Most Mac users don't worry about viruses - in fact, a lot of the time you'll hear statements like "Macs don't get viruses.". As the popularity of OS X grows, and as more and more people buy Macs, they are becoming more attractive targets, and they're working side by side with PCs. That means files are exchanged, email is received, and a whole host of entry vectors open up. Macs also see use as file servers, mail servers, and in other capacities where they might not be at risk, but the clients connecting to them may be.

Those risks mean that antivirus software for the Mac is getting more attention now than it was a year ago.

Last year saw OS X viruses starting to get attention - viruses such as OSX.Leap.A brought attention to the fact that Macs weren't invulnerable bastions of security. While we still haven't seen a major OS X worm, antivirus for the Mac is looking more attractive.

If you'd like to cover your bases, but don't want to invest in a commercial product, ClamXav may be a great option for you. It is based on the ClamAV open source antivirus package that most Linux users are used to, and it has a GUI that makes it more attractive to most OS X users.

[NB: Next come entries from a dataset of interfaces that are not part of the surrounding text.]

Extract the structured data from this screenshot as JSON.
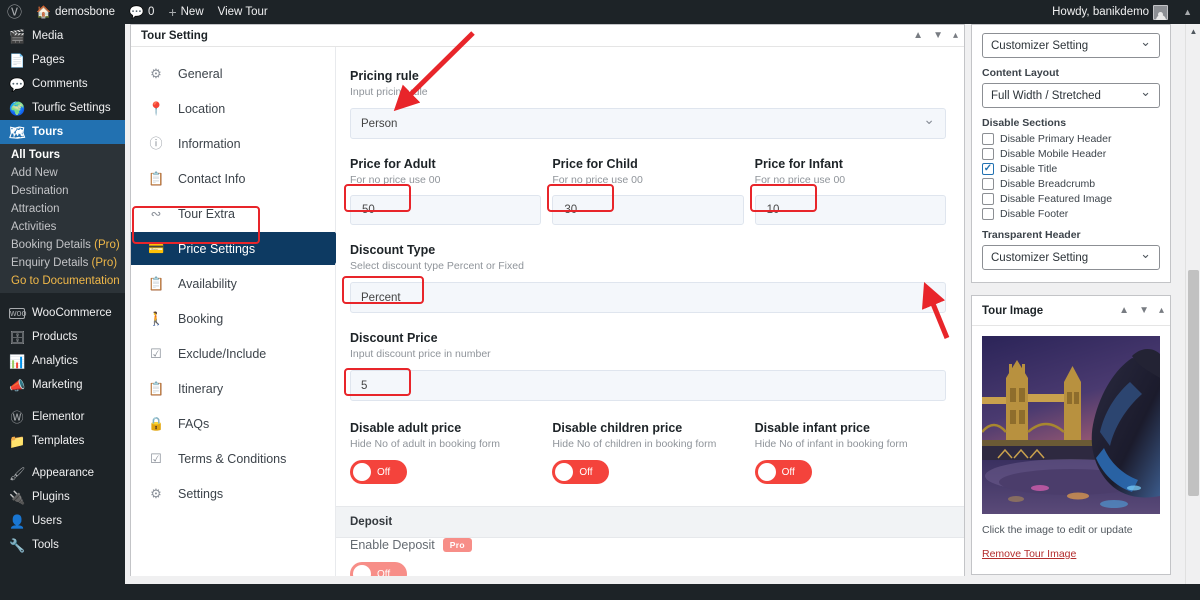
{
  "adminbar": {
    "wp_logo": "wordpress-logo",
    "site_name": "demosbone",
    "comment_count": "0",
    "new_label": "New",
    "view_tour_label": "View Tour",
    "howdy": "Howdy, banikdemo"
  },
  "adminmenu": {
    "items": [
      {
        "label": "Media",
        "icon": "media-icon"
      },
      {
        "label": "Pages",
        "icon": "pages-icon"
      },
      {
        "label": "Comments",
        "icon": "comments-icon"
      },
      {
        "label": "Tourfic Settings",
        "icon": "tourfic-icon"
      },
      {
        "label": "Tours",
        "icon": "tours-icon",
        "current": true
      }
    ],
    "submenu": [
      {
        "label": "All Tours",
        "current": true
      },
      {
        "label": "Add New"
      },
      {
        "label": "Destination"
      },
      {
        "label": "Attraction"
      },
      {
        "label": "Activities"
      },
      {
        "label": "Booking Details",
        "suffix": "(Pro)"
      },
      {
        "label": "Enquiry Details",
        "suffix": "(Pro)"
      },
      {
        "label": "Go to Documentation",
        "doc": true
      }
    ],
    "items_bottom": [
      {
        "label": "WooCommerce",
        "icon": "woocommerce-icon"
      },
      {
        "label": "Products",
        "icon": "products-icon"
      },
      {
        "label": "Analytics",
        "icon": "analytics-icon"
      },
      {
        "label": "Marketing",
        "icon": "marketing-icon"
      },
      {
        "label": "Elementor",
        "icon": "elementor-icon"
      },
      {
        "label": "Templates",
        "icon": "templates-icon"
      },
      {
        "label": "Appearance",
        "icon": "appearance-icon"
      },
      {
        "label": "Plugins",
        "icon": "plugins-icon"
      },
      {
        "label": "Users",
        "icon": "users-icon"
      },
      {
        "label": "Tools",
        "icon": "tools-icon"
      }
    ]
  },
  "tour_setting": {
    "title": "Tour Setting",
    "actions": {
      "up": "▲",
      "down": "▼",
      "toggle": "▴"
    },
    "tabs": [
      {
        "label": "General",
        "icon": "gear-icon"
      },
      {
        "label": "Location",
        "icon": "map-pin-icon"
      },
      {
        "label": "Information",
        "icon": "info-icon"
      },
      {
        "label": "Contact Info",
        "icon": "contact-card-icon"
      },
      {
        "label": "Tour Extra",
        "icon": "share-nodes-icon"
      },
      {
        "label": "Price Settings",
        "icon": "price-card-icon",
        "active": true
      },
      {
        "label": "Availability",
        "icon": "clipboard-icon"
      },
      {
        "label": "Booking",
        "icon": "person-walking-icon"
      },
      {
        "label": "Exclude/Include",
        "icon": "checkbox-icon"
      },
      {
        "label": "Itinerary",
        "icon": "clipboard-list-icon"
      },
      {
        "label": "FAQs",
        "icon": "lock-icon"
      },
      {
        "label": "Terms & Conditions",
        "icon": "checkbox-outline-icon"
      },
      {
        "label": "Settings",
        "icon": "gears-icon"
      }
    ]
  },
  "price_panel": {
    "pricing_rule": {
      "label": "Pricing rule",
      "desc": "Input pricing rule",
      "value": "Person"
    },
    "price_adult": {
      "label": "Price for Adult",
      "desc": "For no price use 00",
      "value": "50"
    },
    "price_child": {
      "label": "Price for Child",
      "desc": "For no price use 00",
      "value": "30"
    },
    "price_infant": {
      "label": "Price for Infant",
      "desc": "For no price use 00",
      "value": "10"
    },
    "discount_type": {
      "label": "Discount Type",
      "desc": "Select discount type Percent or Fixed",
      "value": "Percent"
    },
    "discount_price": {
      "label": "Discount Price",
      "desc": "Input discount price in number",
      "value": "5"
    },
    "disable_adult": {
      "label": "Disable adult price",
      "desc": "Hide No of adult in booking form",
      "state": "Off"
    },
    "disable_children": {
      "label": "Disable children price",
      "desc": "Hide No of children in booking form",
      "state": "Off"
    },
    "disable_infant": {
      "label": "Disable infant price",
      "desc": "Hide No of infant in booking form",
      "state": "Off"
    },
    "deposit": {
      "section_title": "Deposit",
      "enable_label": "Enable Deposit",
      "pro_badge": "Pro",
      "state": "Off"
    }
  },
  "sidebar_right": {
    "sidebar_select": {
      "value": "Customizer Setting"
    },
    "content_layout": {
      "label": "Content Layout",
      "value": "Full Width / Stretched"
    },
    "disable_sections": {
      "label": "Disable Sections",
      "items": [
        {
          "label": "Disable Primary Header",
          "checked": false
        },
        {
          "label": "Disable Mobile Header",
          "checked": false
        },
        {
          "label": "Disable Title",
          "checked": true
        },
        {
          "label": "Disable Breadcrumb",
          "checked": false
        },
        {
          "label": "Disable Featured Image",
          "checked": false
        },
        {
          "label": "Disable Footer",
          "checked": false
        }
      ]
    },
    "transparent_header": {
      "label": "Transparent Header",
      "value": "Customizer Setting"
    },
    "tour_image": {
      "title": "Tour Image",
      "caption": "Click the image to edit or update",
      "remove_link": "Remove Tour Image",
      "alt": "tower-bridge-dolphin-fountain-night"
    }
  },
  "colors": {
    "wp_dark": "#1d2327",
    "wp_blue": "#2271b1",
    "tab_active": "#0d3a62",
    "toggle_off_red": "#f4433c",
    "toggle_disabled": "#f78e88",
    "annotation_red": "#e8252a",
    "doc_gold": "#f0b849"
  }
}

A small dose of preparedness can help, and I'll be using AV on my Mac. Is that a belt and suspenders approach to security? Not for much longer, I believe.

Monday, January 7, 2008

GIAC passes the 20K milestone...

On a recent trip to my SANS portal I noticed that the number of GIAC certified professionals had marched past the 20,000 mark. Congratulations to the folks at SANS and GIAC on this tremendous achievement. I can remember, just a few years ago, when I obtained the GCWN that it stood at slightly more than half that number.

So what makes for the doubling in size? Awesome training, and flourishing brand recognition. As with any program that strives to stay on top, the certifying body GIAC has also fortified their credential offerings by now boasting ISO/ANSI 17024 accreditation. Both of these achievements make for a bright outlook for these organizations.

Take the time to include SANS in your research for training opportunities in '08 whether it's for you or your staff. You are planning on training for '08 right?